Cytokine storm during viral infection is a prospective predictor of morbidity and mortality, yet the cellular sources remain undefined. Here, using genetic and chemical tools to probe functions of the S1P(1) receptor, we elucidate cellular and signaling mechanisms that are important in initiating cytokine storm. Whereas S1P(1) receptor is expressed on(More)
Current success in organ transplantation is dependent upon the use of calcineurin-inhibitor-based immunosuppressive regimens. Unfortunately, current immunotherapy targets molecules with ubiquitous expression resulting in devastating non-immune side effects. T-cell costimulation has been identified as a new potential immunosuppressive target. The best(More)
Glycosaminoglycan-modified isoforms of CD44 have been implicated in growth factor presentation at sites of inflammation. In the present study we show that COS cell transfectants expressing CD44 isoforms containing the alternatively spliced exon V3 are modified with heparan sulfate (HS). Binding studies with three HS-binding growth factors, basic-fibroblast(More)
CD44 is a polymorphic glycoprotein expressed on the surface of many tissues and cell lines which has been implicated in a number of cellular functions including lymphocyte homing to mucosal lymphoid tissue (Peyers patches), leukocyte activation, lymphopoiesis, and tumor metastasis.
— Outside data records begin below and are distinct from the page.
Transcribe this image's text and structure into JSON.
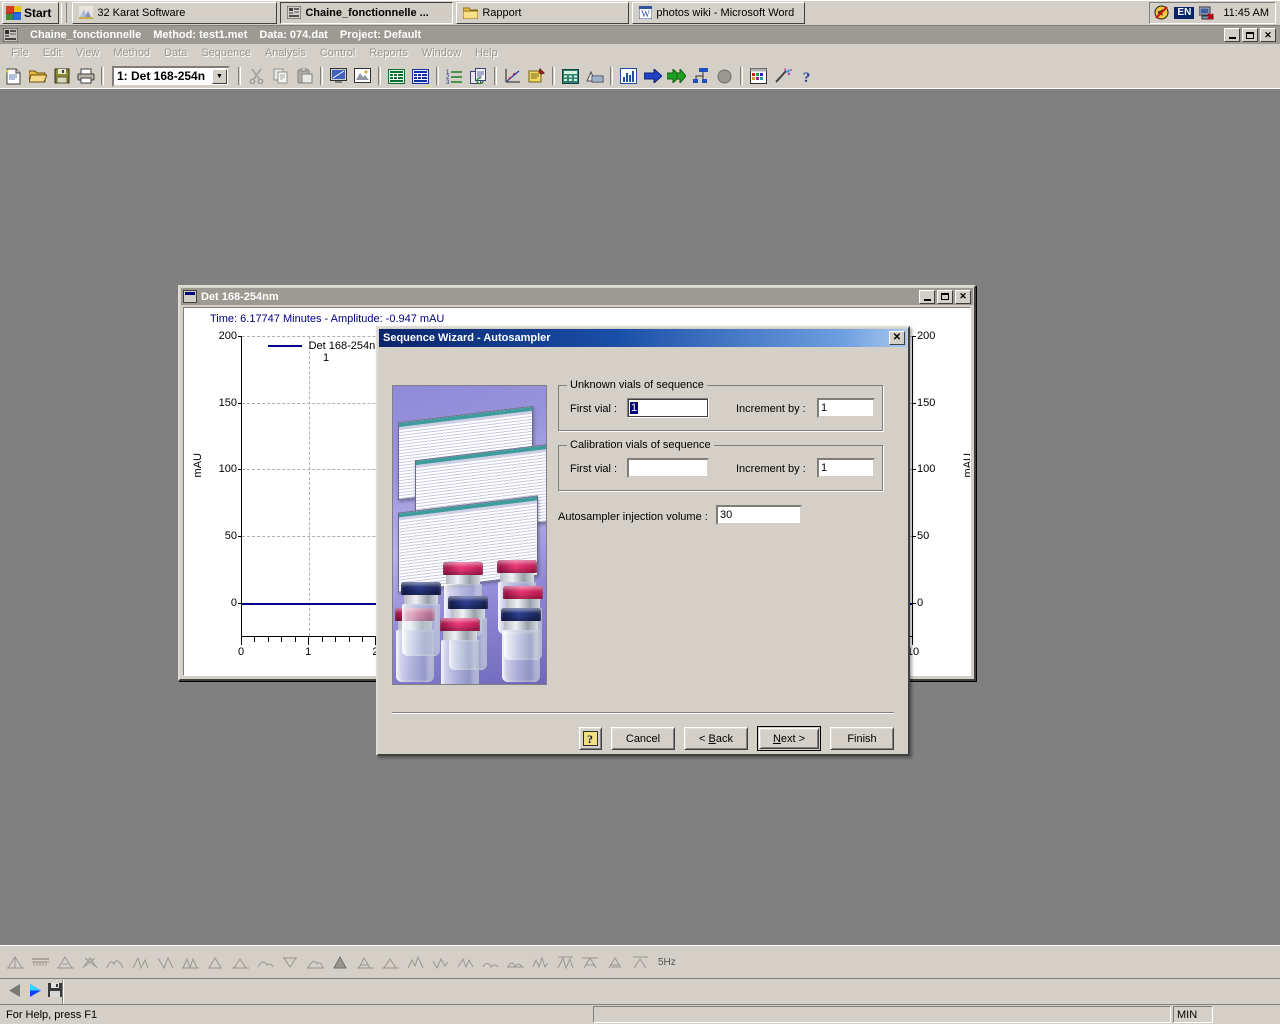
{
  "taskbar": {
    "start_label": "Start",
    "buttons": [
      {
        "label": "32 Karat Software",
        "icon": "karat-app-icon",
        "active": false
      },
      {
        "label": "Chaine_fonctionnelle  ...",
        "icon": "chromatogram-icon",
        "active": true
      },
      {
        "label": "Rapport",
        "icon": "folder-icon",
        "active": false
      },
      {
        "label": "photos wiki - Microsoft Word",
        "icon": "word-icon",
        "active": false
      }
    ],
    "tray": {
      "volume_icon": "volume-muted-icon",
      "language": "EN",
      "network_icon": "network-disconnected-icon",
      "clock": "11:45 AM"
    }
  },
  "app": {
    "title": "Chaine_fonctionnelle",
    "method": "Method: test1.met",
    "data": "Data: 074.dat",
    "project": "Project: Default",
    "window_icon": "instrument-icon",
    "controls": {
      "minimize": "_",
      "maximize": "❐",
      "close": "✕"
    },
    "menu": [
      "File",
      "Edit",
      "View",
      "Method",
      "Data",
      "Sequence",
      "Analysis",
      "Control",
      "Reports",
      "Window",
      "Help"
    ],
    "toolbar": {
      "channel_combo_value": "1: Det 168-254n",
      "items": [
        "new-file-icon",
        "open-folder-icon",
        "save-disk-icon",
        "print-icon",
        "sep",
        "channel-combo",
        "sep",
        "cut-scissors-icon",
        "copy-icon",
        "paste-icon",
        "sep",
        "monitor-icon",
        "picture-icon",
        "sep",
        "green-table-icon",
        "blue-table-icon",
        "sep",
        "list-numbered-icon",
        "copy-method-icon",
        "sep",
        "calibration-plot-icon",
        "method-notes-icon",
        "sep",
        "calculator-icon",
        "integration-icon",
        "sep",
        "bar-chart-icon",
        "blue-arrow-icon",
        "double-green-arrow-icon",
        "routing-icon",
        "stop-circle-icon",
        "sep",
        "colored-grid-icon",
        "wand-icon",
        "help-question-icon"
      ]
    }
  },
  "chart_window": {
    "title": "Det 168-254nm",
    "controls": {
      "minimize": "_",
      "maximize": "❐",
      "close": "✕"
    },
    "readout": "Time:  6.17747 Minutes - Amplitude:  -0.947 mAU"
  },
  "chart_data": {
    "type": "line",
    "title": "Det 168-254nm",
    "xlabel": "",
    "ylabel": "mAU",
    "right_ylabel": "mAU",
    "legend": {
      "position": "top-center",
      "entries": [
        {
          "name": "Det 168-254nm",
          "channel": "1",
          "color": "#00008b"
        }
      ]
    },
    "grid": true,
    "xlim": [
      0,
      10
    ],
    "ylim": [
      -25,
      200
    ],
    "yticks": [
      0,
      50,
      100,
      150,
      200
    ],
    "ytick_labels": [
      "0",
      "50",
      "100",
      "150",
      "200"
    ],
    "right_yticks": [
      0,
      50,
      100,
      150,
      200
    ],
    "right_ytick_labels": [
      "0",
      "50",
      "100",
      "150",
      "200"
    ],
    "xticks": [
      0,
      1,
      2,
      10
    ],
    "xtick_labels": [
      "0",
      "1",
      "2",
      "10"
    ],
    "series": [
      {
        "name": "Det 168-254nm",
        "color": "#00008b",
        "x": [
          0,
          10
        ],
        "y": [
          0,
          0
        ]
      }
    ]
  },
  "wizard": {
    "title": "Sequence Wizard - Autosampler",
    "close_label": "✕",
    "artwork_name": "autosampler-vials-photo",
    "unknown_group": {
      "legend": "Unknown vials of sequence",
      "first_vial_label": "First vial :",
      "first_vial_value": "1",
      "first_vial_selected": true,
      "increment_label": "Increment by :",
      "increment_value": "1"
    },
    "calibration_group": {
      "legend": "Calibration vials of sequence",
      "first_vial_label": "First vial :",
      "first_vial_value": "",
      "increment_label": "Increment by :",
      "increment_value": "1"
    },
    "injection": {
      "label": "Autosampler injection volume :",
      "value": "30"
    },
    "buttons": {
      "help": "?",
      "cancel": "Cancel",
      "back_pre": "< ",
      "back_key": "B",
      "back_post": "ack",
      "next_key": "N",
      "next_post": "ext >",
      "finish": "Finish"
    }
  },
  "bottom": {
    "peak_toolbar_hz": "5Hz",
    "peak_icon_count": 26,
    "play_icons": [
      "previous-triangle-icon",
      "play-triangle-icon",
      "save-disk-icon"
    ],
    "status_text": "For Help, press F1",
    "status_unit": "MIN"
  }
}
The predominant isoform found on human leukocytes, CD44H, is a receptor for(More)
T cell surface receptors CD28 and CTLA-4 are homologous members of the immunoglobulin superfamily (IgSF), each comprising a single V-like extracellular domain. CD28 and CTLA-4 bind to the B7-1 and B7-2 counter-receptors on antigen presenting cells (APCs), thereby triggering a costimulatory pathway important for optimal T cell activation in vitro and in(More)
T lymphocyte receptor CTLA-4 binds costimulatory molecules CD80 (B7-1) and CD86 (B7-2) with high avidity and negatively regulates T cell activation. CTLA-4 functions at the cell surface, yet is primarily localized in intracellular vesicles. Here, we demonstrate cycling of CTLA-4 between intracellular stores and the cell surface. Intracellular vesicles(More)
The biology of the normal colonic mucosa suggests that colon cancer originates from normal colon stem cells. CD44 cancer stem cells have been identified in breast and prostate cancer, and we therefore examined whether CD44 similarly identified colon cancer stem cells. Initial assays found CD44(hi) colon tumor cells to have enhanced soft agar colony-forming(More)
T lymphocyte receptors CD28 and CTLA-4 bind costimulatory molecules CD80 (B7-1) and CD86 (B7-2) on antigen-presenting cells and regulate T cell activation. While distinct functional roles have been ascribed to each of these molecules, little is known about how they interact. To better characterize these interactions, we have used surface plasmon resonance(More)
The structure of human CTLA-4 reveals that residues Met 99, Tyr 100 and Tyr 104 of the M99 YPPPY104 motif are adjacent to a patch of charged surface residues on the A‘GFCC’ face of the protein. Mutation of these residues, which are conserved in the CTLA-4/CD28 family, significantly reduces binding to CD80 and/or CD86, implicating this patch as a ligand(More)